_Task description_.
Copy out, from the data, each line containing the string "this".
*** Extracted entries ***
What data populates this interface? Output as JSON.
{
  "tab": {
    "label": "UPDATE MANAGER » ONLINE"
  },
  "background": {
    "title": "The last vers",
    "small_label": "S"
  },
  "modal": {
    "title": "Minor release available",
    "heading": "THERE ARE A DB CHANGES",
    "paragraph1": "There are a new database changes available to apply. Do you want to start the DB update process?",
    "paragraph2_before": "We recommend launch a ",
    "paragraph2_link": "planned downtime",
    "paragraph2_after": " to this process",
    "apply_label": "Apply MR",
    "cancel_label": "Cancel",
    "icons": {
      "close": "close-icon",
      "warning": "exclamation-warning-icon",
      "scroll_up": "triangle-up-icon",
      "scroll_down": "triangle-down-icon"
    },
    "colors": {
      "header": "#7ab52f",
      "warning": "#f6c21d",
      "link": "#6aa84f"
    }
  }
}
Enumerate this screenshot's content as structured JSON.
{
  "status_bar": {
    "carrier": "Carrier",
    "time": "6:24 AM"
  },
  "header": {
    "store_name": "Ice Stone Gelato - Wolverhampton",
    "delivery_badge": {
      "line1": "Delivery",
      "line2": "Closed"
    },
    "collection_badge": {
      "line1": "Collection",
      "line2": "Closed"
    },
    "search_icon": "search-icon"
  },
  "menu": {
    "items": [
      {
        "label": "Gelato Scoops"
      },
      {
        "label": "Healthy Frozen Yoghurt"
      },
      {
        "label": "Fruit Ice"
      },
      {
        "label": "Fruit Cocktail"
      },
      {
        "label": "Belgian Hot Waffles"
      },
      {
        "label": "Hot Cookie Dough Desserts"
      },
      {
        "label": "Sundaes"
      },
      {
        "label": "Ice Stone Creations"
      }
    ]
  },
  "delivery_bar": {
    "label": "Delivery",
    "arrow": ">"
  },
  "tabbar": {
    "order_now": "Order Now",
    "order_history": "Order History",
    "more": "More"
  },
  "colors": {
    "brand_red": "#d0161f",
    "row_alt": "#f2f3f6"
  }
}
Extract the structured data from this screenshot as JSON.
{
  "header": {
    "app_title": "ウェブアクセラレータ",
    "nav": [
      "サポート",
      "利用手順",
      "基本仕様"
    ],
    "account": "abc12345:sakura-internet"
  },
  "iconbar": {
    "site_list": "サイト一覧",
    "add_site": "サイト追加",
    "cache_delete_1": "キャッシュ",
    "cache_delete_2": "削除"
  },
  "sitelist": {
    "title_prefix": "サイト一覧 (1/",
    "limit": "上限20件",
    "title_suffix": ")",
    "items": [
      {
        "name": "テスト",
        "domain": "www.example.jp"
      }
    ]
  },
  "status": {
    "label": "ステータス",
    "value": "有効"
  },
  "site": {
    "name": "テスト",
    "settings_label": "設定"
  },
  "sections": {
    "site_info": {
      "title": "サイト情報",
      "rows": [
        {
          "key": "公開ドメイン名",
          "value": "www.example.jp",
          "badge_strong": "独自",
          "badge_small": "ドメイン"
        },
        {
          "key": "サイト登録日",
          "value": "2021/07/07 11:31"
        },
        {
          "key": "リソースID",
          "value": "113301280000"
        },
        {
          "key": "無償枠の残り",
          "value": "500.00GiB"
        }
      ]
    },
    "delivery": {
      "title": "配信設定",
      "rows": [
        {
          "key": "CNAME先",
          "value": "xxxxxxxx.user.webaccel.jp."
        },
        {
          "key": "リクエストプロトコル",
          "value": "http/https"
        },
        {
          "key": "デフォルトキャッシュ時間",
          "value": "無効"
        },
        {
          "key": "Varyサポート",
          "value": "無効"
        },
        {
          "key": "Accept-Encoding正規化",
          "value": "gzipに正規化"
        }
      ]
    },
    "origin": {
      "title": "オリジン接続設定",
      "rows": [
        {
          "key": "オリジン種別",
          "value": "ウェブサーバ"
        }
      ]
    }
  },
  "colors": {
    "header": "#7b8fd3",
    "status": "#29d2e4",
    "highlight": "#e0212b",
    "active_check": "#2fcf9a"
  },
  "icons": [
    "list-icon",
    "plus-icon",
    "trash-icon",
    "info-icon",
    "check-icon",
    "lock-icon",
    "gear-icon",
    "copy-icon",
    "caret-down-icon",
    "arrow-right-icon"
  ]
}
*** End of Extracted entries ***
_Reply to the task_.
What data populates this interface? Output as JSON.
    "paragraph2_after": " to this process",
Enumerate this screenshot's content as structured JSON.
Extract the structured data from this screenshot as JSON.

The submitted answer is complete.